On 2 April, Marcel Lefferts, managing director of SNB and Gerard van Dijk, CEO of NEM could lead the celebration of a very successful project, together with a happy team. Excellent engineering skills, perfect project management and close co-operation between supplier and customer were the key elements that enabled a successful installation. Although, on some occasions, 250 people were working at the site, no accidents had happened and the Siemens steam turbine coupled to a 3.5 MW AvK Stamford generator was running smoothly.
The end result is a process requiring almost no external energy. It is an example of clever integration of heat and electricity demand. Actually, when taking the whole process facility into account, it might be stated that the energy efficiency of the plant is over 100%.

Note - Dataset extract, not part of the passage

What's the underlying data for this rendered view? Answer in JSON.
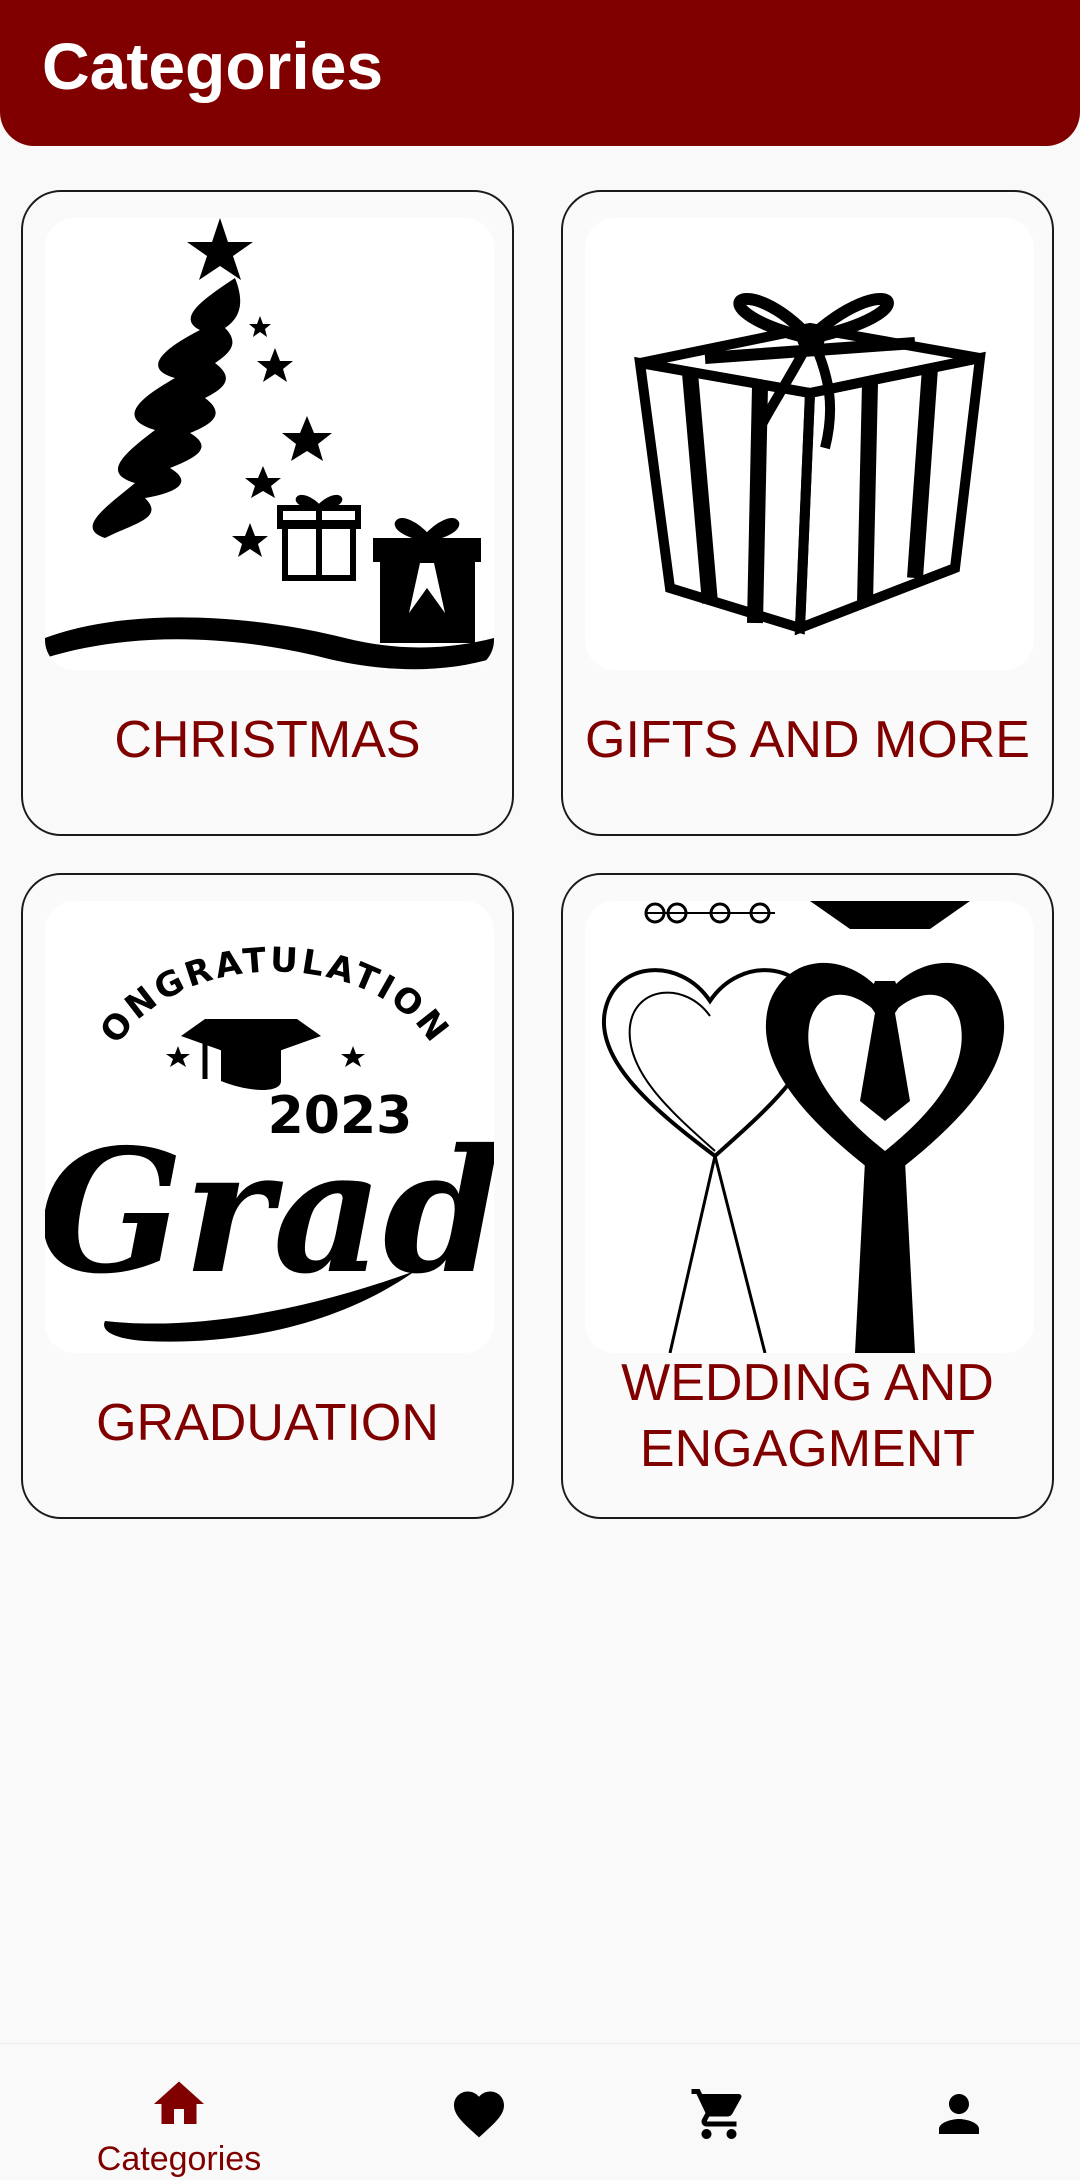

The ammonia removed from the condensate resulting from the drying process is used for NOx reduction in the exhaust gases. Part of the exhaust gas containing much CO2 is transported via a 700-metre pipeline to a neighbouring factory that uses it for the production of lime. A recent innovation is phosphor recovery from the incinerated ash. The annual 36,000 tonnes of ash contain 20% phosphates, an important element in agricultural fertilisers. Global phosphor resources are rapidly diminishing, and therefore maximum phosphor recovery becomes crucial.
Local generation of electricity in combination with heat use is a crucial aspect of both factories discussed here. During a conference organised by the European Commission in February in Brussels, the delegates agreed that the integration of heat and electricity use was seen as the best opportunity for reducing the use of fuels.
In both cases presented here, there has been excellent co-operation between the equipment supplier and the factory. Engineering skills, communication and trust appear to be crucial elements in making such projects successful. Two well-known suppliers of equipment for local generation have shown that they have the necessary skills.
Next to that, it is vision that characterises the owners and managers of the two factories. In both cases, there is a desire to be as environmentally friendly as possible by trying to close the circle of raw material use including that of energy.
Dr Jacob Klimstra is Managing Editor of COSPP